- **GOAL OF THE EXERCISE**
In full and without alteration, write out the data below.

- **DATA EXCERPTS**

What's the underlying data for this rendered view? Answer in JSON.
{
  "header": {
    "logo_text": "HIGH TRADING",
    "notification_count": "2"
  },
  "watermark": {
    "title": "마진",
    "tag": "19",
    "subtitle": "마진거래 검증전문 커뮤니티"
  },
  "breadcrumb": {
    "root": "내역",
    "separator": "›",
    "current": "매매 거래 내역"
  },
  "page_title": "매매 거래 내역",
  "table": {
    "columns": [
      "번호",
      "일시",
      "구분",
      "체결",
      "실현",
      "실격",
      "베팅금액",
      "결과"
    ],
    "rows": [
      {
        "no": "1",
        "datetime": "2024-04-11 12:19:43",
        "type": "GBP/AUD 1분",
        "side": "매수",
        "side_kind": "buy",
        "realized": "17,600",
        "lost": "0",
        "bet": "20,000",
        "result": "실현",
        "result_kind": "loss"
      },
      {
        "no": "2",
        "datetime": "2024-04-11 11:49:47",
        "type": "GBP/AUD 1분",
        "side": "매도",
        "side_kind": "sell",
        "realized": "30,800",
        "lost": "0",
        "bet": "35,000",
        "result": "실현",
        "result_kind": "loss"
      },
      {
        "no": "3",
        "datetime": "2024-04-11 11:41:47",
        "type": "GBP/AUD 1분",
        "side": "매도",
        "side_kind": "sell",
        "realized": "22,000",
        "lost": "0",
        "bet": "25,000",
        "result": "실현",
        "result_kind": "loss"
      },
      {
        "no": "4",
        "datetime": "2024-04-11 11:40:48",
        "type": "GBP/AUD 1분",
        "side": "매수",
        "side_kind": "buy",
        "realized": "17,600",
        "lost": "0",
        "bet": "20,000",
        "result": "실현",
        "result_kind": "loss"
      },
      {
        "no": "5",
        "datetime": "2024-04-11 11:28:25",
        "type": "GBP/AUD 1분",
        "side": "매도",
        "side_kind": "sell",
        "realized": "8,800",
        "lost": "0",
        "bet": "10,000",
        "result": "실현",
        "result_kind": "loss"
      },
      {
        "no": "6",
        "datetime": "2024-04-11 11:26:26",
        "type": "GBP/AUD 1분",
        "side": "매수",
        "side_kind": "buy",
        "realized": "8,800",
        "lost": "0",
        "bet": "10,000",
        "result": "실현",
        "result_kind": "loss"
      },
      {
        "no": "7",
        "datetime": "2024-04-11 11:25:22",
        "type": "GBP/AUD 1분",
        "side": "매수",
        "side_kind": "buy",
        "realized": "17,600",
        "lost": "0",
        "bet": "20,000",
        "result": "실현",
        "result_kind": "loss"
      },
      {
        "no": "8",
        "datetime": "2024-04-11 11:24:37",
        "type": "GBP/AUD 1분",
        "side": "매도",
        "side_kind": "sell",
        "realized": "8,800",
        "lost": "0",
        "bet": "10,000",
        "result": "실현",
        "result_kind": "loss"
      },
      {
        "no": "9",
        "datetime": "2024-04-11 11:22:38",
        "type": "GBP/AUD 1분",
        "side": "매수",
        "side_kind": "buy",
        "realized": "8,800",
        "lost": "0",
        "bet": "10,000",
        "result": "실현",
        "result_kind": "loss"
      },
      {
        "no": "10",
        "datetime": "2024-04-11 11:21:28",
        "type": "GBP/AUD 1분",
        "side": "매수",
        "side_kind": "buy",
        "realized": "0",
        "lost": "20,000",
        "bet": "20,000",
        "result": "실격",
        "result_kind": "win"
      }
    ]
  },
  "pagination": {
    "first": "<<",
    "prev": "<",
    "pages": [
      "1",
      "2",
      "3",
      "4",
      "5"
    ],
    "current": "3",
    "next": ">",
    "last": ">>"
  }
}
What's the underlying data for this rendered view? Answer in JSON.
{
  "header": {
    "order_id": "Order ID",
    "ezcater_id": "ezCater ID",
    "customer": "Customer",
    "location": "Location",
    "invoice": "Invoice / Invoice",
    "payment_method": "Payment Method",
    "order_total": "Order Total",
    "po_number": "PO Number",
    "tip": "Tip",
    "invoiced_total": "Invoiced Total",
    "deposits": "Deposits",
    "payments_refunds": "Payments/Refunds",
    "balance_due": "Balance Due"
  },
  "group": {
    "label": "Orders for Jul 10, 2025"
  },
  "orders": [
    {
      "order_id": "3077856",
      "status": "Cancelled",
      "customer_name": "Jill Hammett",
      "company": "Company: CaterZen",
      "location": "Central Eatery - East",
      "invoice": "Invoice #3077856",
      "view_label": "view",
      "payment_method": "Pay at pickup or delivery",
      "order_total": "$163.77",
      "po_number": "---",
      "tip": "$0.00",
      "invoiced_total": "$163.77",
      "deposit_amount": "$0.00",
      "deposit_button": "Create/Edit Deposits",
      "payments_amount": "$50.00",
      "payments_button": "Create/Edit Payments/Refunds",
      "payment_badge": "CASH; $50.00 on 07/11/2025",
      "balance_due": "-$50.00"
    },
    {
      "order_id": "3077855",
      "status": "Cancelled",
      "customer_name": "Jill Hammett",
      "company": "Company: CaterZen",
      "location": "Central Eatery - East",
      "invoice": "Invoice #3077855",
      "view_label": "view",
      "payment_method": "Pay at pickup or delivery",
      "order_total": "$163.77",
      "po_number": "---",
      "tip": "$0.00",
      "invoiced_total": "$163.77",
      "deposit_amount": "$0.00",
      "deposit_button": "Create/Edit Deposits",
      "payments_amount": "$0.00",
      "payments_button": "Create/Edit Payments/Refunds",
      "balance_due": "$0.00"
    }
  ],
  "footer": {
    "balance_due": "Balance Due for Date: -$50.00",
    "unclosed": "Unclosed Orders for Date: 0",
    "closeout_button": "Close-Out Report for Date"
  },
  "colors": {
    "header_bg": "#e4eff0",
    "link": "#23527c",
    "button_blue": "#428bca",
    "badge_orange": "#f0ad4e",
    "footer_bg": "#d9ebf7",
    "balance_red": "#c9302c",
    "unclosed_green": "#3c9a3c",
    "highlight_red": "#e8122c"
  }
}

- **EXERCISE ANSWER**
What's the underlying data for this rendered view? Answer in JSON.
{
  "header": {
    "logo_text": "HIGH TRADING",
    "notification_count": "2"
  },
  "watermark": {
    "title": "마진",
    "tag": "19",
    "subtitle": "마진거래 검증전문 커뮤니티"
  },
  "breadcrumb": {
    "root": "내역",
    "separator": "›",
    "current": "매매 거래 내역"
  },
  "page_title": "매매 거래 내역",
  "table": {
    "columns": [
      "번호",
      "일시",
      "구분",
      "체결",
      "실현",
      "실격",
      "베팅금액",
      "결과"
    ],
    "rows": [
      {
        "no": "1",
        "datetime": "2024-04-11 12:19:43",
        "type": "GBP/AUD 1분",
        "side": "매수",
        "side_kind": "buy",
        "realized": "17,600",
        "lost": "0",
        "bet": "20,000",
        "result": "실현",
        "result_kind": "loss"
      },
      {
        "no": "2",
        "datetime": "2024-04-11 11:49:47",
        "type": "GBP/AUD 1분",
        "side": "매도",
        "side_kind": "sell",
        "realized": "30,800",
        "lost": "0",
        "bet": "35,000",
        "result": "실현",
        "result_kind": "loss"
      },
      {
        "no": "3",
        "datetime": "2024-04-11 11:41:47",
        "type": "GBP/AUD 1분",
        "side": "매도",
        "side_kind": "sell",
        "realized": "22,000",
        "lost": "0",
        "bet": "25,000",
        "result": "실현",
        "result_kind": "loss"
      },
      {
        "no": "4",
        "datetime": "2024-04-11 11:40:48",
        "type": "GBP/AUD 1분",
        "side": "매수",
        "side_kind": "buy",
        "realized": "17,600",
        "lost": "0",
        "bet": "20,000",
        "result": "실현",
        "result_kind": "loss"
      },
      {
        "no": "5",
        "datetime": "2024-04-11 11:28:25",
        "type": "GBP/AUD 1분",
        "side": "매도",
        "side_kind": "sell",
        "realized": "8,800",
        "lost": "0",
        "bet": "10,000",
        "result": "실현",
        "result_kind": "loss"
      },
      {
        "no": "6",
        "datetime": "2024-04-11 11:26:26",
        "type": "GBP/AUD 1분",
        "side": "매수",
        "side_kind": "buy",
        "realized": "8,800",
        "lost": "0",
        "bet": "10,000",
        "result": "실현",
        "result_kind": "loss"
      },
      {
        "no": "7",
        "datetime": "2024-04-11 11:25:22",
        "type": "GBP/AUD 1분",
        "side": "매수",
        "side_kind": "buy",
        "realized": "17,600",
        "lost": "0",
        "bet": "20,000",
        "result": "실현",
        "result_kind": "loss"
      },
      {
        "no": "8",
        "datetime": "2024-04-11 11:24:37",
        "type": "GBP/AUD 1분",
        "side": "매도",
        "side_kind": "sell",
        "realized": "8,800",
        "lost": "0",
        "bet": "10,000",
        "result": "실현",
        "result_kind": "loss"
      },
      {
        "no": "9",
        "datetime": "2024-04-11 11:22:38",
        "type": "GBP/AUD 1분",
        "side": "매수",
        "side_kind": "buy",
        "realized": "8,800",
        "lost": "0",
        "bet": "10,000",
        "result": "실현",
        "result_kind": "loss"
      },
      {
        "no": "10",
        "datetime": "2024-04-11 11:21:28",
        "type": "GBP/AUD 1분",
        "side": "매수",
        "side_kind": "buy",
        "realized": "0",
        "lost": "20,000",
        "bet": "20,000",
        "result": "실격",
        "result_kind": "win"
      }
    ]
  },
  "pagination": {
    "first": "<<",
    "prev": "<",
    "pages": [
      "1",
      "2",
      "3",
      "4",
      "5"
    ],
    "current": "3",
    "next": ">",
    "last": ">>"
  }
}
What's the underlying data for this rendered view? Answer in JSON.
{
  "header": {
    "order_id": "Order ID",
    "ezcater_id": "ezCater ID",
    "customer": "Customer",
    "location": "Location",
    "invoice": "Invoice / Invoice",
    "payment_method": "Payment Method",
    "order_total": "Order Total",
    "po_number": "PO Number",
    "tip": "Tip",
    "invoiced_total": "Invoiced Total",
    "deposits": "Deposits",
    "payments_refunds": "Payments/Refunds",
    "balance_due": "Balance Due"
  },
  "group": {
    "label": "Orders for Jul 10, 2025"
  },
  "orders": [
    {
      "order_id": "3077856",
      "status": "Cancelled",
      "customer_name": "Jill Hammett",
      "company": "Company: CaterZen",
      "location": "Central Eatery - East",
      "invoice": "Invoice #3077856",
      "view_label": "view",
      "payment_method": "Pay at pickup or delivery",
      "order_total": "$163.77",
      "po_number": "---",
      "tip": "$0.00",
      "invoiced_total": "$163.77",
      "deposit_amount": "$0.00",
      "deposit_button": "Create/Edit Deposits",
      "payments_amount": "$50.00",
      "payments_button": "Create/Edit Payments/Refunds",
      "payment_badge": "CASH; $50.00 on 07/11/2025",
      "balance_due": "-$50.00"
    },
    {
      "order_id": "3077855",
      "status": "Cancelled",
      "customer_name": "Jill Hammett",
      "company": "Company: CaterZen",
      "location": "Central Eatery - East",
      "invoice": "Invoice #3077855",
      "view_label": "view",
      "payment_method": "Pay at pickup or delivery",
      "order_total": "$163.77",
      "po_number": "---",
      "tip": "$0.00",
      "invoiced_total": "$163.77",
      "deposit_amount": "$0.00",
      "deposit_button": "Create/Edit Deposits",
      "payments_amount": "$0.00",
      "payments_button": "Create/Edit Payments/Refunds",
      "balance_due": "$0.00"
    }
  ],
  "footer": {
    "balance_due": "Balance Due for Date: -$50.00",
    "unclosed": "Unclosed Orders for Date: 0",
    "closeout_button": "Close-Out Report for Date"
  },
  "colors": {
    "header_bg": "#e4eff0",
    "link": "#23527c",
    "button_blue": "#428bca",
    "badge_orange": "#f0ad4e",
    "footer_bg": "#d9ebf7",
    "balance_red": "#c9302c",
    "unclosed_green": "#3c9a3c",
    "highlight_red": "#e8122c"
  }
}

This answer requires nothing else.